Mission Roll Call looks to lower veteran suicide with nationwide listening sessions

Mission Roll Call
Posted at 8:46 PM, Mar 07, 2022

CINCINNATI — On average, 17 veterans kill themselves every day, according to data from the Department of Veterans Affairs. One organization, led by a Marine Corps veteran, is looking for ways to lower that number and find solutions to some of the underlying issues that can lead to it.

“I'm personally familiar with I had my own suicide attempt back in 2014 when I was at a really low point,” said Cole Lyle, executive director of the nonprofit Mission Roll Call.

Lyle joined the Corps right out of high school, starting in a role as a diesel mechanic and eventually deploying to Afghanistan.

“So, I really enjoyed my time in the military,” Lyle said. “Obviously, there were challenges associated with it. Not all of it was good, but, you know, I decided in 2014, that I just wanted to go a different direction. And so, I got out in 2014, and my issues ultimately led me back to service in another form.”

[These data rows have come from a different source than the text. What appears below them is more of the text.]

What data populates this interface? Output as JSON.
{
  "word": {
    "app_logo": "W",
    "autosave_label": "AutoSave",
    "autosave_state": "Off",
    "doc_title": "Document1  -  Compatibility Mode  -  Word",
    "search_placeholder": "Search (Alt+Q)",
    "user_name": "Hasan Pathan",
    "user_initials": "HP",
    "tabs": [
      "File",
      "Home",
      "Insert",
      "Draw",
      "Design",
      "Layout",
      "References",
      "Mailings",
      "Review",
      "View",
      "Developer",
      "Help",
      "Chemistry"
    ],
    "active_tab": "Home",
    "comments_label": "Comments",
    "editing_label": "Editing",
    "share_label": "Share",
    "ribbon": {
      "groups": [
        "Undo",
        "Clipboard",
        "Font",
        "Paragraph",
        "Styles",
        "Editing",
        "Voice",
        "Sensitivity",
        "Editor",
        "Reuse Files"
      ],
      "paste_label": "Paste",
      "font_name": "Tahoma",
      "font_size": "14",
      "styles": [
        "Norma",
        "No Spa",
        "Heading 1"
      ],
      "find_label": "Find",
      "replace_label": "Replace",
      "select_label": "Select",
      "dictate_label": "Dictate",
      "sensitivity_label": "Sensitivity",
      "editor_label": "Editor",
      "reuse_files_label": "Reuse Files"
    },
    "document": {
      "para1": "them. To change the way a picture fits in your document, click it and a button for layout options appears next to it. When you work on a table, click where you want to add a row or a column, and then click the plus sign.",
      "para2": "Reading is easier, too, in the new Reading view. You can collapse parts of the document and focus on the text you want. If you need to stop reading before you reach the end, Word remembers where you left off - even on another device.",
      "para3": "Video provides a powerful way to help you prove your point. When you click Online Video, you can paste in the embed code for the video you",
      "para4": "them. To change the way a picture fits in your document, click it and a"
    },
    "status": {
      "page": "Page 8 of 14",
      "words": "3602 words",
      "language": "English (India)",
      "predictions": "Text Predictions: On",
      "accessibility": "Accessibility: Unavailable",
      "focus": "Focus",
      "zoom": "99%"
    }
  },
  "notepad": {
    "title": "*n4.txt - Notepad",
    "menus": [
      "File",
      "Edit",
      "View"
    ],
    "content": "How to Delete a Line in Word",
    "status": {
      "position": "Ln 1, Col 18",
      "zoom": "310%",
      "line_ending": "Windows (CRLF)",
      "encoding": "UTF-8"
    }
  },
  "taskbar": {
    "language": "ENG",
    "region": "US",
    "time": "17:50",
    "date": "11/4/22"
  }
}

That service was spent in Washington D.C. as Lyle spent time working for a member of Congress for three years, witnessing as he describes it the work at the strategic policy level. In addition, Lyle said he worked within the VA and got a perspective on what other veterans are dealing with on a daily basis and how those held responsible to seek out solutions work.

Now with Mission Roll Call, Lyle said he's using his knowledge of D.C. and the VA to help find solutions to those daily problems veterans face.

“We regularly poll veterans on issues that are important to them, that are happening almost immediately, so that we can present their kind of unfiltered voice and view on issues — be it suicide prevention, efforts access to care in the community (and) toxic exposures, which is a big deal right now in Congress," Lyle said. "And we give that information to the committees that handle crafting legislation and to members of Congress with veterans in their district."

Lyle said he knows preventing suicide is a dynamic challenge wherein one solution does not work for every veteran.

“Suicide prevention inherently is a complicated problem that may not be a result of service-connected mental health issues. It could be acute financial stress, it could be health care, it could be any number of different things,” Lyle said. “And the idea is to connect to those veterans before they get to that point where they're looking to make an irreversible decision.”

Lyle and his team are going across the country, visiting states with the largest veteran population to get a better idea of what’s going on within these communities directly from policymakers and the veterans themselves.

“We're doing this state outreach tour because one, it's important to do outreach and to get veterans connected with organizations that are doing good work in their communities, but two, when we do regional polls, state polls or local polls, we have that data and we can talk to members of Congress,” Lyle said.

Lyle said bringing the personal stories from veterans to members of Congress can also give them a better idea of how similar problems can impact each veteran so differently, ensuring there’s a broader perspective on the solutions necessary to give veterans a hand up.

The number 17 tied to the daily number of veteran suicides is lower than the one-time average number of 22 suggested by the VA, but Lyle said he’s not 100% sure the decrease represents the reality.

“VA actually broadened the timeframe in which they were collecting data. It used to be from 2005 on,” Lyle said. “Now, it includes all the way back to 2001. And to be honest, the suicide epidemic didn't really manifest for a few years after, you know, Afghanistan, the invasion in Afghanistan and Iraq in 2003.”

Lyle said the broadened timeline for data could have thinned out the average, diluting the data.

“Maybe the numbers have actually gone down," Lyle said. "But maybe it's a result of how the VA is collecting statistics, like, it's such a complicated problem, but ultimately, we do know that veterans that engage with VA community providers are less likely to take their own lives, which is why we encourage that.”

For more information about Mission Roll Call, visit their website. WCPO 9's entire interview with Cole Lyle can be found on the Homefront Facebook group page.

If you have a veteran story to tell in your community, email You also can join the Homefront Facebook group, follow Craig McKee on Facebook and find more Homefront stories here.